WHAT IS BEING ASKED: The job is to output each record again, character for character.

DATASET:
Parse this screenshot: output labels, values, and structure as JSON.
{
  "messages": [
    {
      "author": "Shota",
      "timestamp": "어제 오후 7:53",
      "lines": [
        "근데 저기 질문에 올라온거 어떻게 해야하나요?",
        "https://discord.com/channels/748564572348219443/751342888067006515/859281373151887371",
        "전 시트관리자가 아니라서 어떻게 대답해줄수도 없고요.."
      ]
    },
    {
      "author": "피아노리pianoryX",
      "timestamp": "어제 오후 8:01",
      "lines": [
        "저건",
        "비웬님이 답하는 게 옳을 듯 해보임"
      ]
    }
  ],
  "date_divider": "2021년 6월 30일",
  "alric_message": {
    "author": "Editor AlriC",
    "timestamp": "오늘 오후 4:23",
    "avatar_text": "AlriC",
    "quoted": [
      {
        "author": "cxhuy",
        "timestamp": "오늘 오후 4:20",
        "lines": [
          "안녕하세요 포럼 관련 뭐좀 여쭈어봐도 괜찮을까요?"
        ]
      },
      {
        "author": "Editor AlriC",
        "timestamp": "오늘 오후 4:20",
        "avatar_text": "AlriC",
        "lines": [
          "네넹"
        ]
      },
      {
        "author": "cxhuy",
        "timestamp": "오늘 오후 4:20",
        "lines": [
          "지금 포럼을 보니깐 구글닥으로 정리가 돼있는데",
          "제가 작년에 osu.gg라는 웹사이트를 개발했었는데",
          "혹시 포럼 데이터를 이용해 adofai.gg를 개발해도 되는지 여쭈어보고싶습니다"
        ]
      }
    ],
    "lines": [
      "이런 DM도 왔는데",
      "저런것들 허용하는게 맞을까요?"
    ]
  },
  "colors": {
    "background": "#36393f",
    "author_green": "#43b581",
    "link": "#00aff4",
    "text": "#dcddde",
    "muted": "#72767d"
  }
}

ANSWER:
Parse this screenshot: output labels, values, and structure as JSON.
{
  "messages": [
    {
      "author": "Shota",
      "timestamp": "어제 오후 7:53",
      "lines": [
        "근데 저기 질문에 올라온거 어떻게 해야하나요?",
        "https://discord.com/channels/748564572348219443/751342888067006515/859281373151887371",
        "전 시트관리자가 아니라서 어떻게 대답해줄수도 없고요.."
      ]
    },
    {
      "author": "피아노리pianoryX",
      "timestamp": "어제 오후 8:01",
      "lines": [
        "저건",
        "비웬님이 답하는 게 옳을 듯 해보임"
      ]
    }
  ],
  "date_divider": "2021년 6월 30일",
  "alric_message": {
    "author": "Editor AlriC",
    "timestamp": "오늘 오후 4:23",
    "avatar_text": "AlriC",
    "quoted": [
      {
        "author": "cxhuy",
        "timestamp": "오늘 오후 4:20",
        "lines": [
          "안녕하세요 포럼 관련 뭐좀 여쭈어봐도 괜찮을까요?"
        ]
      },
      {
        "author": "Editor AlriC",
        "timestamp": "오늘 오후 4:20",
        "avatar_text": "AlriC",
        "lines": [
          "네넹"
        ]
      },
      {
        "author": "cxhuy",
        "timestamp": "오늘 오후 4:20",
        "lines": [
          "지금 포럼을 보니깐 구글닥으로 정리가 돼있는데",
          "제가 작년에 osu.gg라는 웹사이트를 개발했었는데",
          "혹시 포럼 데이터를 이용해 adofai.gg를 개발해도 되는지 여쭈어보고싶습니다"
        ]
      }
    ],
    "lines": [
      "이런 DM도 왔는데",
      "저런것들 허용하는게 맞을까요?"
    ]
  },
  "colors": {
    "background": "#36393f",
    "author_green": "#43b581",
    "link": "#00aff4",
    "text": "#dcddde",
    "muted": "#72767d"
  }
}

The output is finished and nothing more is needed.